Having been through these more than a few times though, upgrade days also fill me with a mild unease and a healthy dose of nerves. In the past, I’ve spent hours or days trying to fix issues with audio or video or fiddling with defaults and settings for some applications, and some past upgrades have made disorienting changes to the user interface, most of which seem to be chasing recent updates to OS X or Windows. Since I spend 90% of my time in the terminal or browser, the impact is usually minimal, but I’ve still been burned enough times to know better than to upgrade during a break from pressing work.
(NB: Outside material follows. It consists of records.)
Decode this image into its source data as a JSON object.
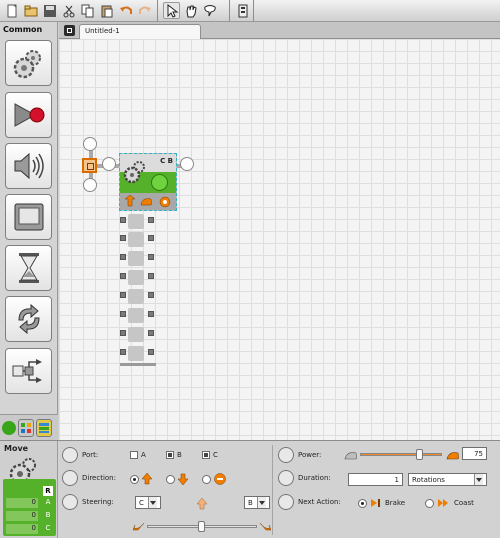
{
  "palette": {
    "title": "Common",
    "items": [
      {
        "name": "move-block",
        "icon": "gears-icon"
      },
      {
        "name": "record-play-block",
        "icon": "record-play-icon"
      },
      {
        "name": "sound-block",
        "icon": "speaker-icon"
      },
      {
        "name": "display-block",
        "icon": "display-icon"
      },
      {
        "name": "wait-block",
        "icon": "hourglass-icon"
      },
      {
        "name": "loop-block",
        "icon": "loop-icon"
      },
      {
        "name": "switch-block",
        "icon": "switch-icon"
      }
    ],
    "tabs": [
      "common-tab",
      "complete-tab",
      "custom-tab"
    ]
  },
  "editor": {
    "tab_title": "Untitled-1",
    "move_block_ports": "C B"
  },
  "config": {
    "block_title": "Move",
    "preview": {
      "r_badge": "R",
      "rows": [
        {
          "value": "0",
          "port": "A"
        },
        {
          "value": "0",
          "port": "B"
        },
        {
          "value": "0",
          "port": "C"
        }
      ]
    },
    "port": {
      "label": "Port:",
      "options": [
        {
          "label": "A",
          "checked": false
        },
        {
          "label": "B",
          "checked": true
        },
        {
          "label": "C",
          "checked": true
        }
      ]
    },
    "direction": {
      "label": "Direction:"
    },
    "steering": {
      "label": "Steering:",
      "left_motor": "C",
      "right_motor": "B"
    },
    "power": {
      "label": "Power:",
      "value": "75",
      "level": 75
    },
    "duration": {
      "label": "Duration:",
      "value": "1",
      "unit": "Rotations"
    },
    "next_action": {
      "label": "Next Action:",
      "brake": "Brake",
      "coast": "Coast"
    }
  }
}
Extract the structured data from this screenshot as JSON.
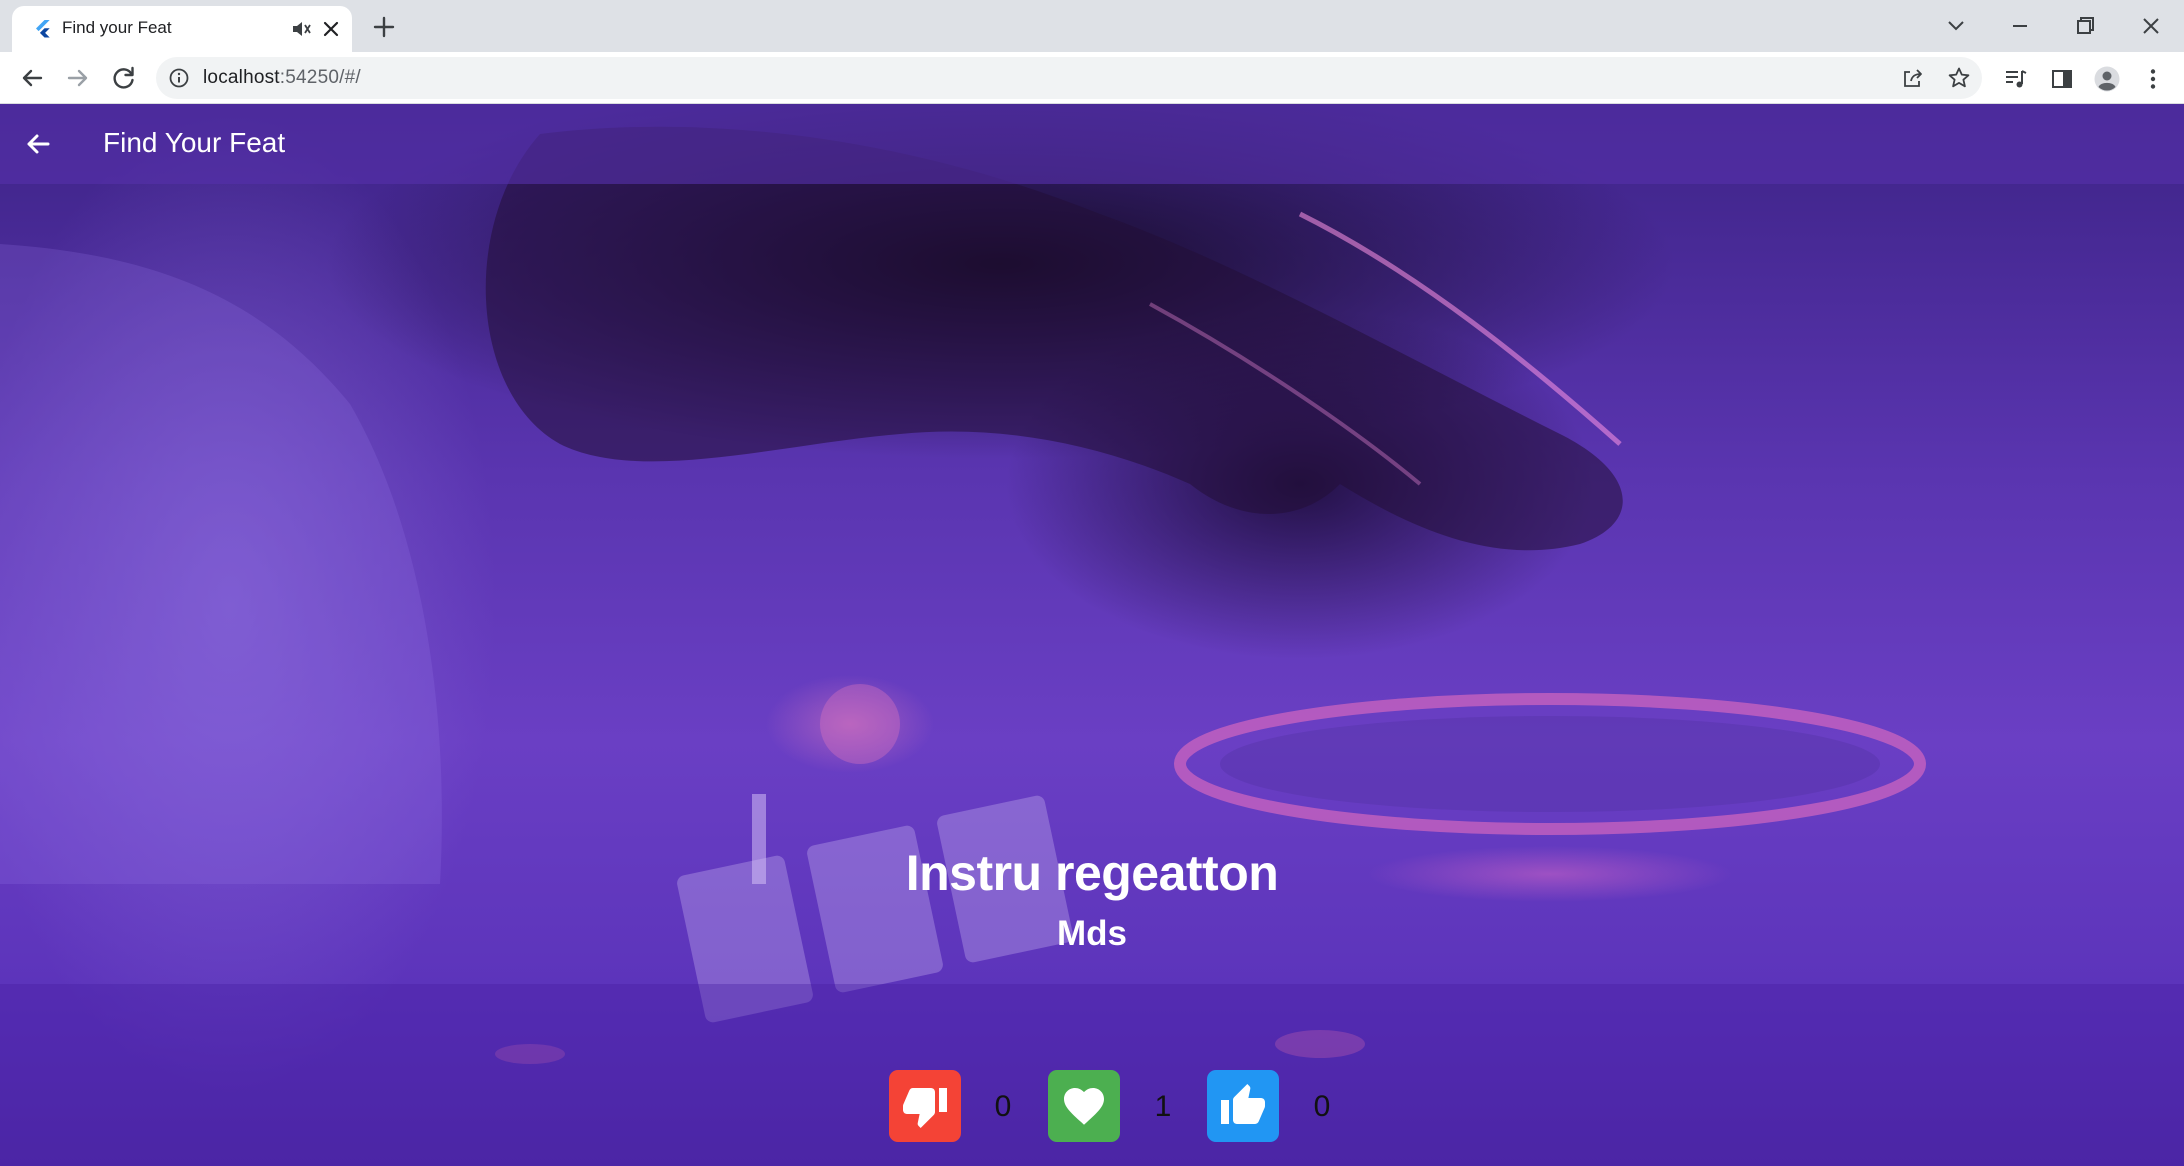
{
  "browser": {
    "tab_title": "Find your Feat",
    "url_host": "localhost",
    "url_rest": ":54250/#/"
  },
  "app": {
    "title": "Find Your Feat",
    "song_title": "Instru regeatton",
    "artist": "Mds",
    "votes": {
      "dislike": "0",
      "love": "1",
      "like": "0"
    }
  },
  "colors": {
    "dislike": "#f44336",
    "love": "#4caf50",
    "like": "#2196f3"
  }
}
So it didn’t come as a complete surprise when I upgraded yesterday and rebooted to find:

"Behold: The Black Screen of Death!"

An appropriate reaction to this unfolds in three stages.
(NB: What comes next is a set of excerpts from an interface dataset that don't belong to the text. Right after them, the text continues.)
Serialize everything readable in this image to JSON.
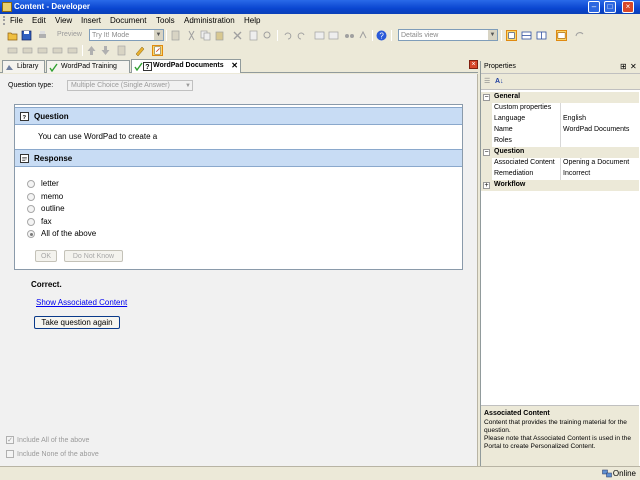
{
  "window": {
    "title": "Content - Developer"
  },
  "menu": [
    "File",
    "Edit",
    "View",
    "Insert",
    "Document",
    "Tools",
    "Administration",
    "Help"
  ],
  "toolbar": {
    "preview_label": "Preview",
    "mode_value": "Try It! Mode",
    "view_value": "Details view"
  },
  "tabs": [
    {
      "label": "Library"
    },
    {
      "label": "WordPad Training"
    },
    {
      "label": "WordPad Documents"
    }
  ],
  "question": {
    "type_label": "Question type:",
    "type_value": "Multiple Choice (Single Answer)",
    "header": "Question",
    "text": "You can use WordPad to create a",
    "response_header": "Response",
    "options": [
      "letter",
      "memo",
      "outline",
      "fax",
      "All of the above"
    ],
    "selected_index": 4,
    "ok_label": "OK",
    "dnk_label": "Do Not Know",
    "feedback": "Correct.",
    "show_link": "Show Associated Content",
    "retake_label": "Take question again",
    "include_all": "Include All of the above",
    "include_none": "Include None of the above"
  },
  "properties": {
    "title": "Properties",
    "categories": [
      {
        "name": "General",
        "expanded": true,
        "rows": [
          {
            "name": "Custom properties",
            "value": ""
          },
          {
            "name": "Language",
            "value": "English"
          },
          {
            "name": "Name",
            "value": "WordPad Documents"
          },
          {
            "name": "Roles",
            "value": ""
          }
        ]
      },
      {
        "name": "Question",
        "expanded": true,
        "rows": [
          {
            "name": "Associated Content",
            "value": "Opening a Document"
          },
          {
            "name": "Remediation",
            "value": "Incorrect"
          }
        ]
      },
      {
        "name": "Workflow",
        "expanded": false,
        "rows": []
      }
    ],
    "desc_title": "Associated Content",
    "desc_text": "Content that provides the training material for the question.\nPlease note that Associated Content is used in the Portal to create Personalized Content."
  },
  "status": {
    "online": "Online"
  },
  "colors": {
    "title_bar": "#0a46d0",
    "section_header": "#c8dcf4",
    "link": "#0000ee"
  }
}
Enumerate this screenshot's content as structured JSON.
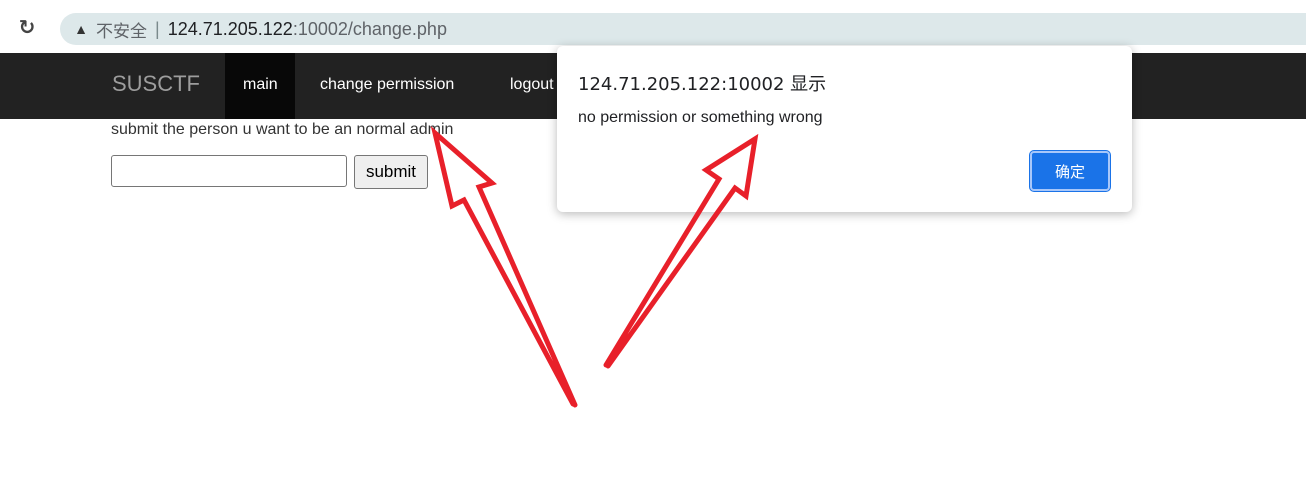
{
  "browser": {
    "security_label": "不安全",
    "url_host": "124.71.205.122",
    "url_rest": ":10002/change.php"
  },
  "navbar": {
    "brand": "SUSCTF",
    "links": [
      "main",
      "change permission",
      "logout"
    ]
  },
  "page": {
    "label": "submit the person u want to be an normal admin",
    "input_value": "",
    "submit_label": "submit"
  },
  "dialog": {
    "title": "124.71.205.122:10002 显示",
    "message": "no permission or something wrong",
    "ok_label": "确定"
  },
  "colors": {
    "navbar_bg": "#222222",
    "arrow": "#e8202a",
    "dialog_button": "#1a73e8"
  },
  "icons": [
    "reload-icon",
    "warning-icon"
  ]
}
Stage 1: Panic and Desperation

The “oh, shit” allotment for this sort of thing is about 30 seconds. Indulge and move on.
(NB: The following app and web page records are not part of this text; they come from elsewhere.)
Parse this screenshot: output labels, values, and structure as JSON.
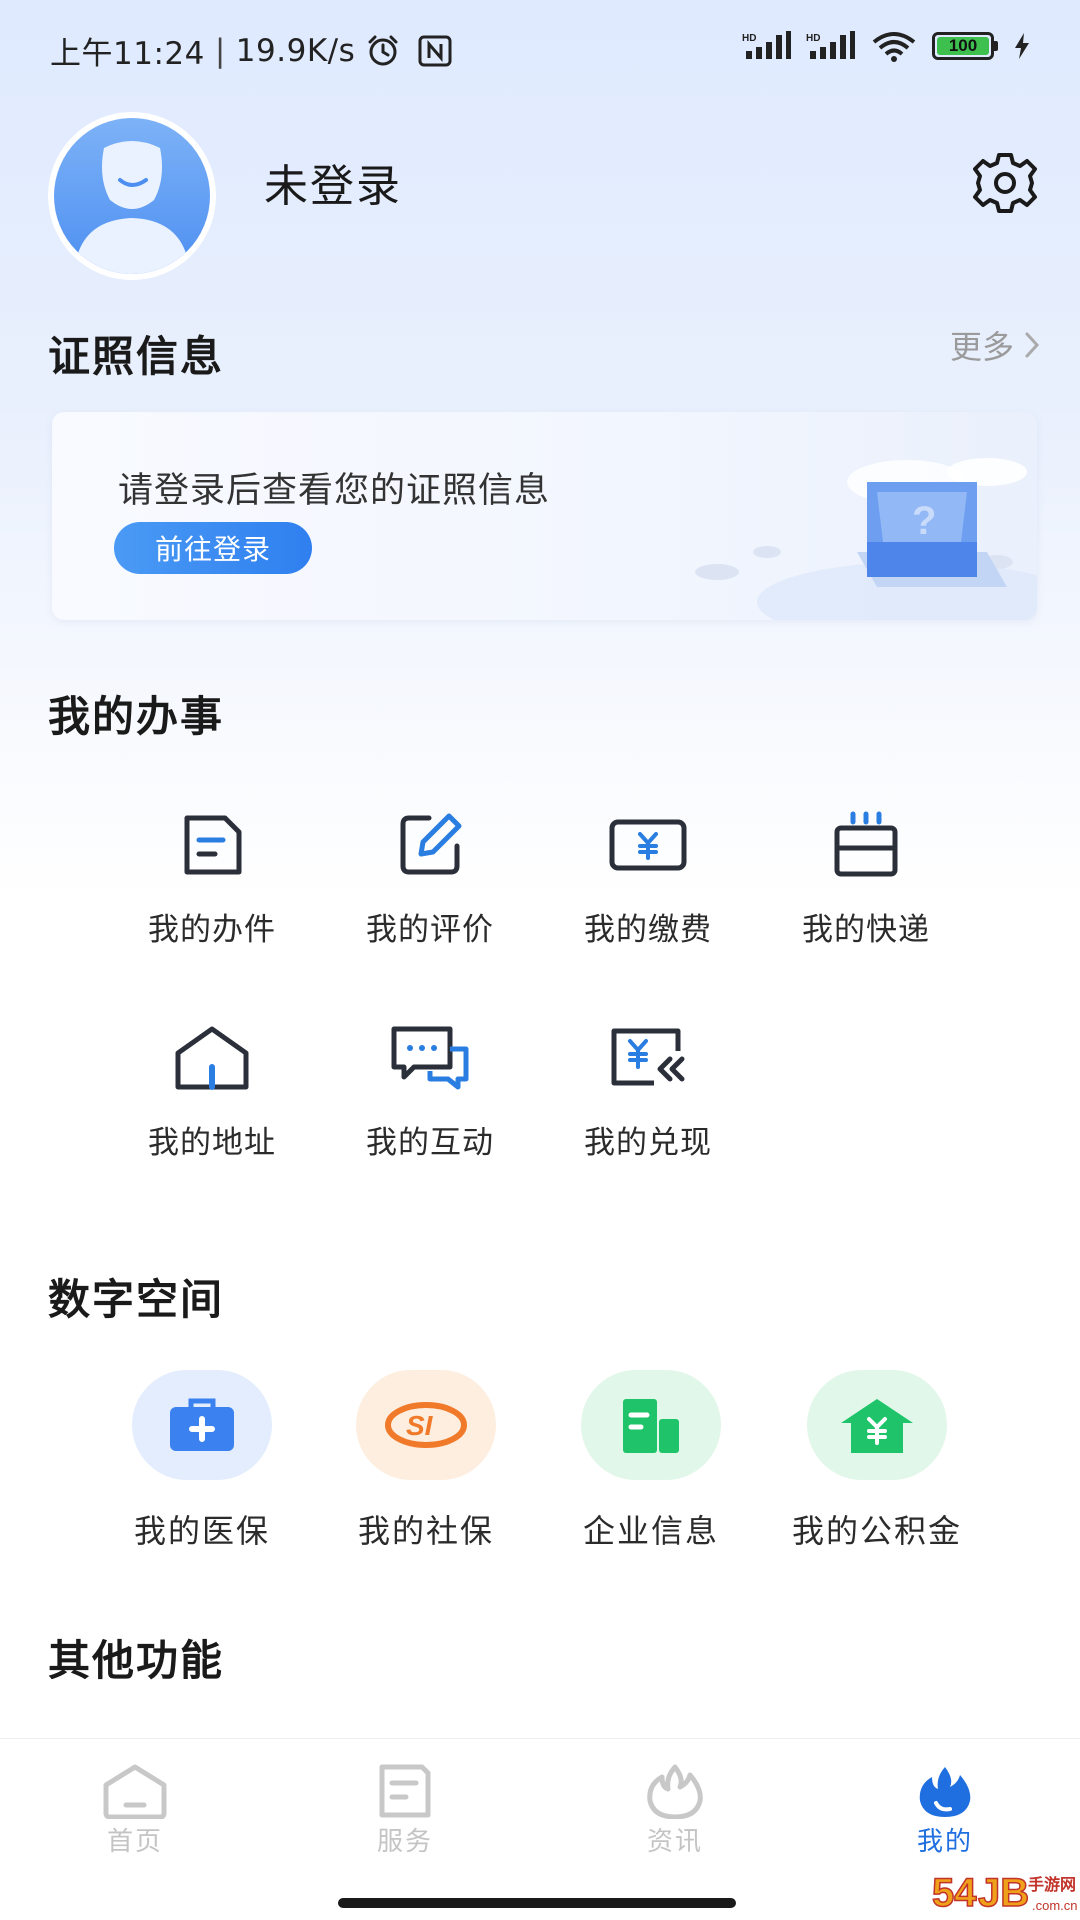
{
  "status_bar": {
    "time": "上午11:24",
    "speed": "19.9K/s",
    "battery": "100"
  },
  "profile": {
    "username": "未登录"
  },
  "license": {
    "title": "证照信息",
    "more": "更多",
    "message": "请登录后查看您的证照信息",
    "login_button": "前往登录"
  },
  "affairs": {
    "title": "我的办事",
    "items": [
      {
        "label": "我的办件",
        "icon": "document-icon"
      },
      {
        "label": "我的评价",
        "icon": "edit-icon"
      },
      {
        "label": "我的缴费",
        "icon": "payment-icon"
      },
      {
        "label": "我的快递",
        "icon": "package-icon"
      },
      {
        "label": "我的地址",
        "icon": "house-icon"
      },
      {
        "label": "我的互动",
        "icon": "chat-icon"
      },
      {
        "label": "我的兑现",
        "icon": "redeem-icon"
      }
    ]
  },
  "digital_space": {
    "title": "数字空间",
    "items": [
      {
        "label": "我的医保",
        "icon": "medical-kit-icon",
        "color": "#3b82f0"
      },
      {
        "label": "我的社保",
        "icon": "social-security-icon",
        "color": "#f07a2a"
      },
      {
        "label": "企业信息",
        "icon": "building-icon",
        "color": "#1fc46a"
      },
      {
        "label": "我的公积金",
        "icon": "housing-fund-icon",
        "color": "#1fc46a"
      }
    ]
  },
  "other": {
    "title": "其他功能"
  },
  "bottom_nav": {
    "items": [
      {
        "label": "首页",
        "icon": "home-icon"
      },
      {
        "label": "服务",
        "icon": "service-icon"
      },
      {
        "label": "资讯",
        "icon": "flame-icon"
      },
      {
        "label": "我的",
        "icon": "flame-filled-icon",
        "active": true
      }
    ]
  },
  "watermark": {
    "text": "54JB手游网",
    "domain": ".com.cn"
  },
  "colors": {
    "accent": "#1f6fe0",
    "button": "#2f7ff0"
  }
}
After you’re done wetting the keyboard with your tears, you realize that there’s no sense in panicking. Tens of thousands of other people are out there doing the same upgrade on hundreds or thousands of different platform and hardware configurations. It’s pretty likely that someone else has already seen this and has filed a bug.

Stage 2: Curiosity

The disk activity LED was doing nothing after boot, so I made the assumption that the system was failing to completely boot up. Ouch.

My first attempts at googling for salvation produced lots of results that pointed to all manner of possible causes but didn’t immediately help me to home in on a single specific problem. Some referred to bugs with Xorg or the new Linux kernel, others speculated that the late decision to remove the new Mir display manager were causing problems, and so on. In any case, there’s nothing more depressing than looking at a blank screen and feeling your best course of action involves the tweaking of search terms that look like ubuntu 13.10 boot failure and ubuntu upgrade black screen. Just the same though, protip: never start an upgrade without having an alternate means of getting on the Internet.

I was able to boot into a root shell in safe mode, so obviously all was not lost. The first stop was /var/logs where I started looking through the usual suspects. Grepping through the system log showed lots of noise and very few things that looked like signal, but I was able to find the following lines amongst the wreckage:

OK, so this might not be the end of the world after all. Checking the Xorg logs I found additional evidence of the same thing.

Armed with a whole new set of keywords to try, I started searching around for information related to problems with the NVIDIA drivers and found a disturbingly well organized Q & A on Ask Ubuntu talking about the Black Screen of Death and providing various remedies in cases involving installs, upgrades, and other common causes. I appreciated how easy it was to find what I needed finally, but the level of polish didn’t instill much confidence once I realized that it was a consequence of Ubuntu BSoD being a not-uncommon problem.

Stage 3: Resolution

After a little exploration, I found some advice related to NVIDIA that called for removal and reinstallation of the drivers, and with a few keystrokes and a reboot, I was back to having a fully functional system. It wasn’t magic, and it wasn’t without some stress, but I and my system are no worse off for it.


Like a lot of quirky things, you’ve got to look past certain idiosyncrasies to enjoy Linux, and that goes double for upgrade days. It’s not for everyone, and it is the sort of thing that has been known to evoke strong opinions. Windows people get stuck at Stage 1 because of the helplessness they’ve learned from years of using locked-down office PCs, and Followers of Jobs see this as a low-rent option that doesn’t comport with their sense of aesthetics. For me though, running Linux on the desktop is like owning an MG. They’re like the R2D2 of classic sports coupes - comically adorable with a lot of personality. Given the right care and feeding, they can be strikingly beautiful.

MG Midget by meg_nicol, CC BY-NC-ND 2.0
MG Midget by meg_nicol, CC BY-NC-ND 2.0

But as MG owners everywhere understand, you need to make sure that you’ve got a good set of tools at your disposal because a lot of mechanics won’t touch them and sometimes you’re going to have to lift the hood to deal with this:

1975 MG Midget Engine by Brain Toad, CC BY-NC-SA 2.0
1975 MG Midget Engine by Brain Toad, CC BY-NC-SA 2.0

You can view that as an intolerable inconvenience and an imposition on your precious time. You can throw up your hands and argue how technical stuff is beyond you. Or you can choose to see it as something that brings you a little closer to your machine, something that makes it a little less like an appliance and a little more like a pet.

Now if you’ll excuse me, I’ve got actual work to catch up on.